I remember saying this to myself, clear as God—I am done with this coke, done with Jacob and his shithole apartment and feeding him oxy at cost. I’m done trying to deal. Such a small voice in my head it is:
This is wrong. We can’t keep doing this.
What about school?
We could be an attorney, a doctor... even act again.
We could do anything.
Anything but this.
It sounds so good.
It sounds so impossible.
And an hour passes. And two. I might even sit at my computer and try to write a line or three.
After five or six hours, I hear a different voice, loud and deep and filled with fire, with certainty, with the courage I do not have.
This time will be different.
We just did it wrong.
It was a fluke, that kid robbing us.
We’ll be more careful next time.
We can write later.
School can wait.
Just buy one more ounce of coke.
Or maybe invest in some of that heroin.
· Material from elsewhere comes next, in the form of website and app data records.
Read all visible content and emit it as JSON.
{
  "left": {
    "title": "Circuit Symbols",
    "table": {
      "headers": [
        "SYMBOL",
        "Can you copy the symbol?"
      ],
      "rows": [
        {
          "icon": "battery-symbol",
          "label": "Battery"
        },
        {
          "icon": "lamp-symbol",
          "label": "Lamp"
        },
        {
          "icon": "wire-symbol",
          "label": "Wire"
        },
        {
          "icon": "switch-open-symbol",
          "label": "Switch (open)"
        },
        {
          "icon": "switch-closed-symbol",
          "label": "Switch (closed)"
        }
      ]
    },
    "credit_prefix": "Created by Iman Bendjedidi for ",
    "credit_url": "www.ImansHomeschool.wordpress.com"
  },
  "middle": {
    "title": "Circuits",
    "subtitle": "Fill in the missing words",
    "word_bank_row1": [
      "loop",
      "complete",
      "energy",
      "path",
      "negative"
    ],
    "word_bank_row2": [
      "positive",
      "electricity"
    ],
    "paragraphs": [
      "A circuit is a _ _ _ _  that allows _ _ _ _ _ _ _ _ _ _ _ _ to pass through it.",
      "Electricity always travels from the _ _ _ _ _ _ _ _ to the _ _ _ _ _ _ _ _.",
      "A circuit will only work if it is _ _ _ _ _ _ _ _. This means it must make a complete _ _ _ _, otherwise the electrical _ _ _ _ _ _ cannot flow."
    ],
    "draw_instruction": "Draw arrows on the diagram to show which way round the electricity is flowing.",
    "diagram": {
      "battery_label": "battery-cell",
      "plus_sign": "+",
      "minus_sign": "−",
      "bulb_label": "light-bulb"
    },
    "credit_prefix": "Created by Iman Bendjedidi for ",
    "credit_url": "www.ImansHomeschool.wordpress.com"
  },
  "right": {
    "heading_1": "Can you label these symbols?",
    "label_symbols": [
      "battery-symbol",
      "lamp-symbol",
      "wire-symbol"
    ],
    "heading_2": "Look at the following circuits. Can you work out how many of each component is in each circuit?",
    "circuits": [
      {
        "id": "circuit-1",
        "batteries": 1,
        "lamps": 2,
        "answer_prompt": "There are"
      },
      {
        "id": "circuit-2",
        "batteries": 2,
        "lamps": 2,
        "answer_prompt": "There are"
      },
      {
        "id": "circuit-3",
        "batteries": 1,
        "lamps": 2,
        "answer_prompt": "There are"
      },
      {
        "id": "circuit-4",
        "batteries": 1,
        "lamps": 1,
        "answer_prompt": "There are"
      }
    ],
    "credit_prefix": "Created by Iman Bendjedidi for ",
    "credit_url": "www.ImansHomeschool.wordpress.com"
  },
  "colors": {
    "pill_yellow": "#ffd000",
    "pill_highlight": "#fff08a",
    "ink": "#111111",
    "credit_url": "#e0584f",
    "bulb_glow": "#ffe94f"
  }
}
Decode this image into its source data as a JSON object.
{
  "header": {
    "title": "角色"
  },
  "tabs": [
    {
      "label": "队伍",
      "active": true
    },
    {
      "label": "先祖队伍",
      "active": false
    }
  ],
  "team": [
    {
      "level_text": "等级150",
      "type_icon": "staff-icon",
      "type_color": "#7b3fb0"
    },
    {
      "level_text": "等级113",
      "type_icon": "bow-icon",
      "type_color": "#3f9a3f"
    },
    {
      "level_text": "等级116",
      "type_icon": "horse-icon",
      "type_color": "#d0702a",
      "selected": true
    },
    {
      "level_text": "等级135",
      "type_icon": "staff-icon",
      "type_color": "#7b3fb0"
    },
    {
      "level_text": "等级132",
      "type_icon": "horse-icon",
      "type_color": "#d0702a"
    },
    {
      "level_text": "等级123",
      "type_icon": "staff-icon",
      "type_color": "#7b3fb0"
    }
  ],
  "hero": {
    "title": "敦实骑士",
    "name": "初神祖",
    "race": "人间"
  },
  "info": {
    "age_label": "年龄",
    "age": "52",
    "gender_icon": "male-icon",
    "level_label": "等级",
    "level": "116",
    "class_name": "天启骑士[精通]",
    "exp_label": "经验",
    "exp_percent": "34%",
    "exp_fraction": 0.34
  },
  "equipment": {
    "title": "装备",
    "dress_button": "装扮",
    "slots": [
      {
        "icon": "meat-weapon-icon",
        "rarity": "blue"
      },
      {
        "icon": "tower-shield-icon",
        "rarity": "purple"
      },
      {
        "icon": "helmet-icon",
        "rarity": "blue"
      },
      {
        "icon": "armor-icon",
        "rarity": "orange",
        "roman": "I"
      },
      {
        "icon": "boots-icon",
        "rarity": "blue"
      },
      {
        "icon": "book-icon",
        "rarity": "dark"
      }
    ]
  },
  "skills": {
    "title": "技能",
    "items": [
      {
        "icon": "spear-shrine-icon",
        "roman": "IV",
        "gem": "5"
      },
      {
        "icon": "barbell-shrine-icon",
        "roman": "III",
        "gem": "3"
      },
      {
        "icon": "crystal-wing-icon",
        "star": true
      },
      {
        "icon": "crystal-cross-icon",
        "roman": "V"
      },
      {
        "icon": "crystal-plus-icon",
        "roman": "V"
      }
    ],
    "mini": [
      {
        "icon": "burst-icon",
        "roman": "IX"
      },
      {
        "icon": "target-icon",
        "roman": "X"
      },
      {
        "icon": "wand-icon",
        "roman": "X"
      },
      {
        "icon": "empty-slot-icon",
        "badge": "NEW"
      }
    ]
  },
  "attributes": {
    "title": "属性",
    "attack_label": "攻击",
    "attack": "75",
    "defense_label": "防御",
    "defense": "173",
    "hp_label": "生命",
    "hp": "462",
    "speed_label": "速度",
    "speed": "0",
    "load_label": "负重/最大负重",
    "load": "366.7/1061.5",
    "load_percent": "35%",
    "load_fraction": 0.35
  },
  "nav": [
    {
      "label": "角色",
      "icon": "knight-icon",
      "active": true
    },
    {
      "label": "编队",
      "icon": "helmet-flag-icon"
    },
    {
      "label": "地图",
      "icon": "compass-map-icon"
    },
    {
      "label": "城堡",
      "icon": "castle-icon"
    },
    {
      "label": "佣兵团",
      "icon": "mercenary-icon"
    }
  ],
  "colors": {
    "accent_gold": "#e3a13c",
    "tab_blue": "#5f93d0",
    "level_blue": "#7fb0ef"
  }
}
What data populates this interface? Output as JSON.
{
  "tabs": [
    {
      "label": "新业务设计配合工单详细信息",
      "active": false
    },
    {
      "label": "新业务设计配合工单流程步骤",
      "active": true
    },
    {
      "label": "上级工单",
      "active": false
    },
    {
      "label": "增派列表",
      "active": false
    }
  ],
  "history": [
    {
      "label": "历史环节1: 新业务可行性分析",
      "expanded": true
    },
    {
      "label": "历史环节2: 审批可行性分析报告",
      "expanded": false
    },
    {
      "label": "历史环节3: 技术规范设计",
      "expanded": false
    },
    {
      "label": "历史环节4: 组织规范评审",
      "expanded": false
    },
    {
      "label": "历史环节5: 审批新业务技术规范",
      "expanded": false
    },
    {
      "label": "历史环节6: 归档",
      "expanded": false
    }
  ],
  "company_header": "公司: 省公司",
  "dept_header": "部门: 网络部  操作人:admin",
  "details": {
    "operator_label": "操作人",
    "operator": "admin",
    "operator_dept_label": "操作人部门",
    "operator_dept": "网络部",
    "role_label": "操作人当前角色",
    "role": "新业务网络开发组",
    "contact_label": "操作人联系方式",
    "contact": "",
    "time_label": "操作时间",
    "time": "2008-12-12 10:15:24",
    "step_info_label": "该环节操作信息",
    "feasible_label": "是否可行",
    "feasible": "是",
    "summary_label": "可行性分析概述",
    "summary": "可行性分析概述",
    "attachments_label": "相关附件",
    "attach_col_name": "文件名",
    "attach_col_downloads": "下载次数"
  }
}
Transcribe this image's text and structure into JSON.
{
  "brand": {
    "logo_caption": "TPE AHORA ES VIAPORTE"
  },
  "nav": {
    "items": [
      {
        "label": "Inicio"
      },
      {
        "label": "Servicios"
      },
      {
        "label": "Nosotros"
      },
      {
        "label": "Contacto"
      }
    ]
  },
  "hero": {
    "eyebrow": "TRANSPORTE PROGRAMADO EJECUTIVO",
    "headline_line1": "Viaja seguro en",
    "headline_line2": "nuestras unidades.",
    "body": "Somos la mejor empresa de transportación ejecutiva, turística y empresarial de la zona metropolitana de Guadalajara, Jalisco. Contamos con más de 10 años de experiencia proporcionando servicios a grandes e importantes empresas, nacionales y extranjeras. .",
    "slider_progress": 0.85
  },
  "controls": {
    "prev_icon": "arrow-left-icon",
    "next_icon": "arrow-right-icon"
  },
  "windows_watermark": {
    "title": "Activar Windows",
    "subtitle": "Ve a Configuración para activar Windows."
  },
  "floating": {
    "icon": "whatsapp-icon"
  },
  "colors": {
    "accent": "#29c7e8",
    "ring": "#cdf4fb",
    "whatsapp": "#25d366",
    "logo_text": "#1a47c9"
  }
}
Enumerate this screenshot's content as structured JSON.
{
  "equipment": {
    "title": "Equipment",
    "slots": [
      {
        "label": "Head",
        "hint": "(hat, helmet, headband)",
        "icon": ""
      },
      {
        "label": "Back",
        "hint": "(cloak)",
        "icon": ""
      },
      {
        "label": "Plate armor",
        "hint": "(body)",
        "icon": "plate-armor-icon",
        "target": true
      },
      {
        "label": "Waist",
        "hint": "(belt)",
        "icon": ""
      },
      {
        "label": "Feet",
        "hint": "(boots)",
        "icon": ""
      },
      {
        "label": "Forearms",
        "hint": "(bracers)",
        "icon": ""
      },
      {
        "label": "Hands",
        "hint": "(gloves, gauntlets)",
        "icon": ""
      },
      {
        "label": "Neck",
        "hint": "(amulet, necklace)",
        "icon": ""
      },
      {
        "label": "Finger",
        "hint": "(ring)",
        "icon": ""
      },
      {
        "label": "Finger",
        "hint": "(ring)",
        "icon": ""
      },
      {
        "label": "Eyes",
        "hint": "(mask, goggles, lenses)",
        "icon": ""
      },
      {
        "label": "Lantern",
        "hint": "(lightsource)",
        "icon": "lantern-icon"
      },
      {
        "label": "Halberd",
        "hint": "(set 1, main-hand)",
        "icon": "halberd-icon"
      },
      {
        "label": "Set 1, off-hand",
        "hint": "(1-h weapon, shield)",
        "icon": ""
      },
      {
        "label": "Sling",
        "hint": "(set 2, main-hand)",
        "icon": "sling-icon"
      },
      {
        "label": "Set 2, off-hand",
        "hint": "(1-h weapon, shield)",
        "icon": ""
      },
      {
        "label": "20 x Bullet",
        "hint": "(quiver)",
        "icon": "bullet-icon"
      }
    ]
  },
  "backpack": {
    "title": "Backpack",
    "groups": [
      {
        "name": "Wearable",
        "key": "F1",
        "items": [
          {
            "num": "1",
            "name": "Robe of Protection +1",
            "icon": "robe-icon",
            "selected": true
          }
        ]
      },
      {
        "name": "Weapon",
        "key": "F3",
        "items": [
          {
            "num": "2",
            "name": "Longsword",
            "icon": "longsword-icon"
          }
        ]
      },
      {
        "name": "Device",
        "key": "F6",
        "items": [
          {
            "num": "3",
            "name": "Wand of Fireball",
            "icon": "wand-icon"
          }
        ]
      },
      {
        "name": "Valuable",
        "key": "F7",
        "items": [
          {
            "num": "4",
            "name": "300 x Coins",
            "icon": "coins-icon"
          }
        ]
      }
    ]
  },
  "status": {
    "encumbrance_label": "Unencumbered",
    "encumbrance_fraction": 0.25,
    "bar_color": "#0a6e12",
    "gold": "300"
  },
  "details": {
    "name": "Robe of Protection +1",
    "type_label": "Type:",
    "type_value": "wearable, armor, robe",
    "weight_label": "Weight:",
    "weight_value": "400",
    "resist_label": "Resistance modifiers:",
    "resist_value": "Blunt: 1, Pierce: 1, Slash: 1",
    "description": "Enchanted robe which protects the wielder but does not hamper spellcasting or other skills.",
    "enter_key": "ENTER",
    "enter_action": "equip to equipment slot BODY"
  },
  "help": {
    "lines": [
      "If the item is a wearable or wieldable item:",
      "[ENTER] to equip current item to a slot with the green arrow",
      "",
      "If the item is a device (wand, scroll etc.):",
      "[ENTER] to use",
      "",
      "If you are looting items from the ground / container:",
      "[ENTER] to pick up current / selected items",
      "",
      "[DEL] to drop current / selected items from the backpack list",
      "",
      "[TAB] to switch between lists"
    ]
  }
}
We’ll sell it right this time.
We’ll never finish school.
We’ll never have a decent job.
We’re in too deep.
This is our last chance.
Let’s try it.
One last time.
How feasible it seems. So simple. The blade drives deeper. I welcome the pain. My cells are flaming and bursting, my skin withers, and all I can do is look for things to borrow or steal, convince other junkies to throw in with me for a big score and cheap dope.
And I forget the little girl and the man taking advantage of her, sidestep the fact that I sold dope to kids, and head over to Jacob’s house to beg for a front.
Adam Fout works as a marketer in the suburban wasteland of North Texas. His fiction has been published in Factor Four Magazine, Breath & Shadow, DreamForge, and Pulp Literature, and his nonfiction in Oral Fixation.